As for good reasons to write books, we do it in hopes of getting responses like the one below. It’s from a fellow Whiskeytown enthusiast named Mark Cermak, who started a thread on the Ryan Adams Archive Facebook page last week to ask whether or not other people had read “Losering” and found it worthwhile. After the usual banter, Mark announced he was going to check it out — and came back with this a couple of days later. It pretty much made my day.
So yeah, it’s certainly easy to obsess way too much about the bigger audience I never got to with this book. But to see it resonate so strongly for the people who care the most, that’s the best validation one could ask for.
Madonna and Mary J. Blige aren’t all that’s coming from the American Music Series in 2016. Also now officially in the pipeline is a book on T Bone Burnett, the mystic auteur behind “O Brother, Where Art Thou?” and the Robert Plant/Alison Krauss collaboration Raising Sand, among many other Americana signposts. Scheduled for fall 2016 on University of Texas Press and tentatively titled “The True True Identity,” it’s written by the Chicago-based critic Lloyd Sachs. Upon receiving word this week that he had attained final approval (a process that can indeed be something of an ordeal), Lloyd marked the occasion as one does nowadays — on Facebook, with the post below. Congratulations, Mr. Sachs.
I was glad to see this recent Facebook post by writer Henry Carrigan from Nashville, and know that “Comin’ Right at Ya” is providing entertaining diversions in unlikely places. And I’d also like to note, by the way, that the book is available in Germany; and for those interested, the “How a Jewish Yankee Hippie…” subtitle roughly translates as:
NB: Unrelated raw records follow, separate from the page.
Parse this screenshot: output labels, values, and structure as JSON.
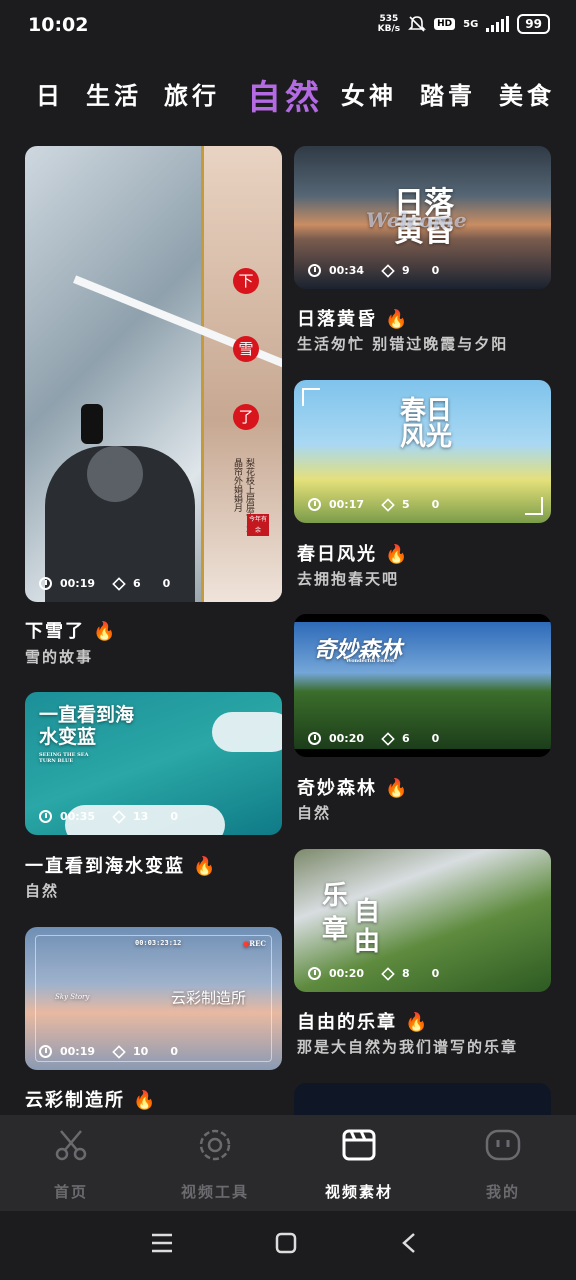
{
  "status": {
    "time": "10:02",
    "netspeed_value": "535",
    "netspeed_unit": "KB/s",
    "hd": "HD",
    "network": "5G",
    "battery": "99"
  },
  "tabs": [
    {
      "label": "日",
      "active": false
    },
    {
      "label": "生活",
      "active": false
    },
    {
      "label": "旅行",
      "active": false
    },
    {
      "label": "自然",
      "active": true
    },
    {
      "label": "女神",
      "active": false
    },
    {
      "label": "踏青",
      "active": false
    },
    {
      "label": "美食",
      "active": false
    }
  ],
  "cards": [
    {
      "id": "snow",
      "duration": "00:19",
      "layers": "6",
      "count": "0",
      "title": "下雪了",
      "subtitle": "雪的故事",
      "overlay": [
        "下",
        "雪",
        "了"
      ],
      "poem": "梨花枝上层层雪 水晶帘外娟娟月",
      "seal": "今年有余"
    },
    {
      "id": "sunset",
      "duration": "00:34",
      "layers": "9",
      "count": "0",
      "title": "日落黄昏",
      "subtitle": "生活匆忙 别错过晚霞与夕阳",
      "overlay": "日落黄昏",
      "overlay2": "Welcome"
    },
    {
      "id": "spring",
      "duration": "00:17",
      "layers": "5",
      "count": "0",
      "title": "春日风光",
      "subtitle": "去拥抱春天吧",
      "overlay": "春日风光"
    },
    {
      "id": "sea",
      "duration": "00:35",
      "layers": "13",
      "count": "0",
      "title": "一直看到海水变蓝",
      "subtitle": "自然",
      "overlay": "一直看到海水变蓝",
      "overlay_small": "SEEING THE SEA TURN BLUE"
    },
    {
      "id": "forest",
      "duration": "00:20",
      "layers": "6",
      "count": "0",
      "title": "奇妙森林",
      "subtitle": "自然",
      "overlay": "奇妙森林",
      "overlay_small": "Wonderful Forest"
    },
    {
      "id": "cloud",
      "duration": "00:19",
      "layers": "10",
      "count": "0",
      "title": "云彩制造所",
      "subtitle": "",
      "overlay": "云彩制造所",
      "overlay_small": "Sky Story",
      "rec": "REC",
      "timecode": "00:03:23:12"
    },
    {
      "id": "freedom",
      "duration": "00:20",
      "layers": "8",
      "count": "0",
      "title": "自由的乐章",
      "subtitle": "那是大自然为我们谱写的乐章",
      "overlay": [
        "乐",
        "自",
        "章",
        "由"
      ]
    }
  ],
  "bottom_nav": [
    {
      "label": "首页",
      "icon": "scissors-icon",
      "active": false
    },
    {
      "label": "视频工具",
      "icon": "gear-icon",
      "active": false
    },
    {
      "label": "视频素材",
      "icon": "clapperboard-icon",
      "active": true
    },
    {
      "label": "我的",
      "icon": "face-icon",
      "active": false
    }
  ],
  "colors": {
    "accent": "#b36ae2",
    "fire": "#ff8a1f",
    "background": "#1c1c1e"
  }
}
Wie ein jüdischer Yankee Hippie Ging Land Oder Die Oft Empörend Geschichte von Asleep at the Wheel
Yesterday, Ryan Adams’ long-ago bandmate Skillet Gilmore posted on Facebook that he and Caitlin Cary were “assuming that Taylor Swift is holed up right now learning all of Faithless Street” — and it’s definitely hilarious to imagine Swift returning Ryan’s 1989 favor by recording Whiskeytown’s ragged-but-right 1996 alt-country classic as immaculate pop. But this morning, Skillet took it to the next level by posting the picture below on Instagram, with shout-outs to @misterryanadams and @taylorswift.
Well, I’ve gotta say, being allowed to join the ranks of the Ryan Adams Cool Kids Facebook group has turned out to be the social-media highlight of this summer. Not that I needed another Facebook-centered time-waster in my life, of course. But hanging out at RACK has been a lot of fun, and here’s a thing over there: People Holding Ryan Adams Albums,goofy Photoshopped pictures of everyone from Britney Spears to Christian “American Psycho” Bale holding Ryan’s record covers. They’ve compiled the results on a non-Facebook website billed as “A Subdivision of RACK, Inc.” (and I had no idea it was this corporate). Anyway, take a look and play along.
So I just joined a rather unusual Facebook group by the name of Ryan Adams Cool Kids. It’s a private group and actually persuading the gatekeepers to let me join was a process, as they say. I had to send three requests and do a bit of whining through back-door channels before they finally relented and let me in, which happened this afternoon.
So now that I’m in there, I’ve discovered that the banter is (a) not really that much about Ryan Adams and (b) a bit on the sharp side, though mostly (I think) in fun. But one of the RACK denizens was kind enough to concoct and post a great little welcome, this Photoshopped picture depicting the late great Marilyn Monroe perusing a copy of “Losering.” If only!
As a longtime Monroe devotee, I am beyond honored. Still not cool enough for the room, of course, but I think I’m gonna be happy to lurk there.
ADDENDUM (7/19/15) — Below, from another RACK thread…